The people of the Philippines have a constitutionally guaranteed right to a clean, healthy, and balanced ecology. Our Constitution explicitly mandates that the State must protect and advance this fundamental right, in accord with the rhythm and harmony of nature. The landmark case of Oposa v. Factoran clarified that the government and all stakeholders have a duty to safeguard and preserve the environment for the benefit of present and future generations. 

The ongoing pollution of our waters and destruction of critical marine habitats evince nothing except a clear violation of the people’s constitutional right to a clean, healthy, and balanced ecology. It is imperative to hold those responsible accountable for their actions, omissions, and negligence.  
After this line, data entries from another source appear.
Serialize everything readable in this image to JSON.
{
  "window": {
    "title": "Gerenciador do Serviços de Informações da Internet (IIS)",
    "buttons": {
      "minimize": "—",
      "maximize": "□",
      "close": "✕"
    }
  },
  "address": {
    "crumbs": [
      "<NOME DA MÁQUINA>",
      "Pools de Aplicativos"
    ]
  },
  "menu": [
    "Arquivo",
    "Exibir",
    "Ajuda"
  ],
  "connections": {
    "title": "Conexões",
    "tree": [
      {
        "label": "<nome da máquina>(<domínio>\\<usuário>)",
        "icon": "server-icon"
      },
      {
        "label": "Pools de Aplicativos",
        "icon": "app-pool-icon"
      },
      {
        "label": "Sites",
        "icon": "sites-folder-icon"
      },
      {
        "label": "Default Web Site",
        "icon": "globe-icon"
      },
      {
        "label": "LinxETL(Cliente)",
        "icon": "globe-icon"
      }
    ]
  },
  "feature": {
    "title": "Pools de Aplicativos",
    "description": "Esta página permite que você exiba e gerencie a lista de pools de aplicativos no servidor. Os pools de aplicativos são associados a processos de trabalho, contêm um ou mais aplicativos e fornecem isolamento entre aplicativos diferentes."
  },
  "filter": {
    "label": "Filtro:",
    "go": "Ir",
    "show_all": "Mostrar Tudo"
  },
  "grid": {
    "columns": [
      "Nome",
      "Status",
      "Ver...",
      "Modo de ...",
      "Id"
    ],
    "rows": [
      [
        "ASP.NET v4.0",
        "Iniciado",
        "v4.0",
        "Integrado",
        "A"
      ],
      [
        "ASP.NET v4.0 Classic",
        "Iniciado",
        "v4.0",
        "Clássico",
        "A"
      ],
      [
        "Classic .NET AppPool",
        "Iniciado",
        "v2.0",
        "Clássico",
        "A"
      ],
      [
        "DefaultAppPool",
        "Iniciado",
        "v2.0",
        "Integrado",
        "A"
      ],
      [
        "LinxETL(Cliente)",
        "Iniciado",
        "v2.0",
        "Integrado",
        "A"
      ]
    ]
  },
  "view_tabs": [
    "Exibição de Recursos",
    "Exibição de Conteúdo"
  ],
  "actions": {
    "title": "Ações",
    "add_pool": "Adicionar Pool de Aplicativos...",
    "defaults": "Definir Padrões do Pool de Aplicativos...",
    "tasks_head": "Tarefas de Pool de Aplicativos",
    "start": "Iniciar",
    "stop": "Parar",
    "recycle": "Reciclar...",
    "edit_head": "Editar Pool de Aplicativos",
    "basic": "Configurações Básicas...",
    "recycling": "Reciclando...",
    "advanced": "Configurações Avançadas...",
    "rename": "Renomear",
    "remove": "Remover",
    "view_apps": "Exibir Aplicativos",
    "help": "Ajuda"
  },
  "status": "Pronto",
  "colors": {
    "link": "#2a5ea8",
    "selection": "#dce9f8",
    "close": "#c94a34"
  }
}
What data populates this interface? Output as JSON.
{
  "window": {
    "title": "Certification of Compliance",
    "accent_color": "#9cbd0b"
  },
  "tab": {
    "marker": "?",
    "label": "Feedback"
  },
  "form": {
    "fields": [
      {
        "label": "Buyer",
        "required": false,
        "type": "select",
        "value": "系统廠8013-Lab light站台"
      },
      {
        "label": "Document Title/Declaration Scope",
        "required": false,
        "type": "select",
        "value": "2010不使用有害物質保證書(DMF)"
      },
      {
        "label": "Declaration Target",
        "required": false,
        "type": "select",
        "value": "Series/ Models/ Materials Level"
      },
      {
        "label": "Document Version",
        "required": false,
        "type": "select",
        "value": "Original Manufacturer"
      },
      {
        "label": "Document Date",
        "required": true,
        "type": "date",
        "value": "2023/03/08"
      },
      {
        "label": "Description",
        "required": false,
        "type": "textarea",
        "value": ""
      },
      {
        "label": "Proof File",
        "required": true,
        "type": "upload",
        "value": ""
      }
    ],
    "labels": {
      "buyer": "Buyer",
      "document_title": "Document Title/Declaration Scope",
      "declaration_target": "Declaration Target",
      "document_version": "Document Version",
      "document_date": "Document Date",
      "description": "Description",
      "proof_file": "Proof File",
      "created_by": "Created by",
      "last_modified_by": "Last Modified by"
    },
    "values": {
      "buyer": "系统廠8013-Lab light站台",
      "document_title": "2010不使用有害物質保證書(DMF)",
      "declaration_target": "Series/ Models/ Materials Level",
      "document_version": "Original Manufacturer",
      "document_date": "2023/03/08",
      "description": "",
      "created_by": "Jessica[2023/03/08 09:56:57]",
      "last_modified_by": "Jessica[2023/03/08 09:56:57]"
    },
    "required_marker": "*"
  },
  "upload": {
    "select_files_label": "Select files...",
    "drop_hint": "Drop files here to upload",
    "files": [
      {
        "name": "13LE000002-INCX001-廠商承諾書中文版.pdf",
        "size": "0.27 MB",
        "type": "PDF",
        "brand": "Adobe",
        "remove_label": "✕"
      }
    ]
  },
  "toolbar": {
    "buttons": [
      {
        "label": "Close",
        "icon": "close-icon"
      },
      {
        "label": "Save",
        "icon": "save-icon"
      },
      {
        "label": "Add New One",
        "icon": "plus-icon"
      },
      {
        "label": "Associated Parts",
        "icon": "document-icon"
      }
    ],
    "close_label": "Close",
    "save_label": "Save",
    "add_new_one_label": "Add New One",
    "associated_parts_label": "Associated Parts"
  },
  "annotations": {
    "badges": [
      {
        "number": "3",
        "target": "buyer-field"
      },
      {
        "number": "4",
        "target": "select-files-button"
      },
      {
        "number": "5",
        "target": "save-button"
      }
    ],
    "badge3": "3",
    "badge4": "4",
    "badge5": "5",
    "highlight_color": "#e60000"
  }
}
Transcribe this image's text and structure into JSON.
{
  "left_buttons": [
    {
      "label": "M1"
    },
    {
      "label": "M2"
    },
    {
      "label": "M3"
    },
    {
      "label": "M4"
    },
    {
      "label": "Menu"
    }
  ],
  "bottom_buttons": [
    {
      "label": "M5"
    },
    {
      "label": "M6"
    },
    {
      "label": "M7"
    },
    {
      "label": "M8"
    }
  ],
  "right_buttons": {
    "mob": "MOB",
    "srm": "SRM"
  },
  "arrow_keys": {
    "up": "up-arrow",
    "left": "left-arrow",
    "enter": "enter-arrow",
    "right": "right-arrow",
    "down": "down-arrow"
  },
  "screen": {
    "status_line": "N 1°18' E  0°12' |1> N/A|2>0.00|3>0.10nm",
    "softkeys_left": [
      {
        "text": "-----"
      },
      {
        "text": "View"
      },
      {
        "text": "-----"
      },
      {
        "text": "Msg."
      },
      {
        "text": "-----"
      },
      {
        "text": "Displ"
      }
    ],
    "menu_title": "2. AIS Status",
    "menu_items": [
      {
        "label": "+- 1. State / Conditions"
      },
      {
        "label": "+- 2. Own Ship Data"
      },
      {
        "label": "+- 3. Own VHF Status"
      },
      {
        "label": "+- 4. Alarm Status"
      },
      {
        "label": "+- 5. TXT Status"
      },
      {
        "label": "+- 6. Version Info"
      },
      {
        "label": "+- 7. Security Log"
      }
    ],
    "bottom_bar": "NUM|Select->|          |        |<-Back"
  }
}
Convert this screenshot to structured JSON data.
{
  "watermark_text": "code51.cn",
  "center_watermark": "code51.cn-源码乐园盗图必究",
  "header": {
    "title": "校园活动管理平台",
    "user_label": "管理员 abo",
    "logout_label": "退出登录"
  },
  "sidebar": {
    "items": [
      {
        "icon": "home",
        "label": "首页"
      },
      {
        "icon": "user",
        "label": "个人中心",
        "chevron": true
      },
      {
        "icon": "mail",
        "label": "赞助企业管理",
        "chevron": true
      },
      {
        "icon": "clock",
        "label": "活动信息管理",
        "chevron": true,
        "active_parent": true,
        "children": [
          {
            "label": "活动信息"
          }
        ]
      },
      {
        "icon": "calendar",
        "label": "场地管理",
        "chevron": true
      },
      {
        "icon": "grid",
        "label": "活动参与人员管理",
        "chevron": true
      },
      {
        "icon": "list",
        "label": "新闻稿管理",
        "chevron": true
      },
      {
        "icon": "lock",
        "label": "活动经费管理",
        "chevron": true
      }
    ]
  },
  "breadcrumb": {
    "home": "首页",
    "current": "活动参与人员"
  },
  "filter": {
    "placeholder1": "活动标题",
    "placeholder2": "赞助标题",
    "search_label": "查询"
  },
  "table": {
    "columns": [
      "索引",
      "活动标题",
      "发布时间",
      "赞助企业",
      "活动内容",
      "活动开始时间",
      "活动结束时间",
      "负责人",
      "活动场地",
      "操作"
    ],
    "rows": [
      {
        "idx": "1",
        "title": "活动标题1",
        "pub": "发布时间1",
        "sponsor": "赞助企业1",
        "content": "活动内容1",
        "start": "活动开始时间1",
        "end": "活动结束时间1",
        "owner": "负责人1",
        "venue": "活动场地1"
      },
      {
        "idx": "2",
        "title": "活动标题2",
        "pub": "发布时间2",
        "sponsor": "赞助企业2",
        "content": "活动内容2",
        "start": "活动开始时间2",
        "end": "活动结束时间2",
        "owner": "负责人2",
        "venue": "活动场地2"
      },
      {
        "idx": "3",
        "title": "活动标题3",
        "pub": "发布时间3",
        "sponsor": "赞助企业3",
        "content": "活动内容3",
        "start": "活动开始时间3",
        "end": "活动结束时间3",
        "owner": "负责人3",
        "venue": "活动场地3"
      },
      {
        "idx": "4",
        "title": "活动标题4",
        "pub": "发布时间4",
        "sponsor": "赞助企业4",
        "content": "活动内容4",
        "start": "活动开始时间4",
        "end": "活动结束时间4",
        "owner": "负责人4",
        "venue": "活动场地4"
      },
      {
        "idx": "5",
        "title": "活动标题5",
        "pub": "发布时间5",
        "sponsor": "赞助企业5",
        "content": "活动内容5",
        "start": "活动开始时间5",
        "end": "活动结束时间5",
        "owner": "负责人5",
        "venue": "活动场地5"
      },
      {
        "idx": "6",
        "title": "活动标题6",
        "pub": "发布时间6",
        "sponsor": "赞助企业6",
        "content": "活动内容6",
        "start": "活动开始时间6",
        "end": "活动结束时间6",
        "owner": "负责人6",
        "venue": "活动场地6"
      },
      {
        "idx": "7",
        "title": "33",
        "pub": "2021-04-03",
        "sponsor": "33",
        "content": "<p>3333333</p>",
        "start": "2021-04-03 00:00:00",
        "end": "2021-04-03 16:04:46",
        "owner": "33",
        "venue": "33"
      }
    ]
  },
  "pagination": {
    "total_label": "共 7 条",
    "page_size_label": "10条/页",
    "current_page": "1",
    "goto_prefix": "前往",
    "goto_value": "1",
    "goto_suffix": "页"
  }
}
Therefore, we strongly urge the government to take swift and decisive actions to ensure that the right to a clean, healthy, and balanced ecology is upheld and protected for the benefit of present and future generations of Filipinos. 


1 https://www.philstar.com/nation/2023/03/30/2255593/oil-spill-5185-hectares-marine-habitat-affected#:~:text=The%20DENR%20said%20the%20waters,affected%20by%20the%20oil%20slick. 

2 https://www.philstar.com/headlines/climate-and-environment/2023/03/02/2248742/oriental-mindoro-oil-spill-could-affect-21-marine-protected-areas-denr 

3 https://newsinfo.inquirer.net/1761292/group-to-denr-on-oriental-mindoro-oil-spill-make-tanker-owners-pay-up 

4 https://www.philstar.com/headlines/2023/04/16/2259170/oil-spill-damage-losses-nearing-p1-billion 

5 https://readnow.isentia.com/Temp/173778-936771007/PH0024876701_20240426.pdf 

6 https://newsinfo.inquirer.net/1755106/environment-coalition-finds-insufficient-aid-given-to-mindoro-oil-spill-victims 

7 Legal definition of ecocide drafted by Independent Expert Panel — Stop Ecocide International, accessed at  https://www.stopecocide.earth/legal-definition. 


By:  Atty. Rose Liza Eisma-Osorio 

Acting Vice President and Legal and Policy Director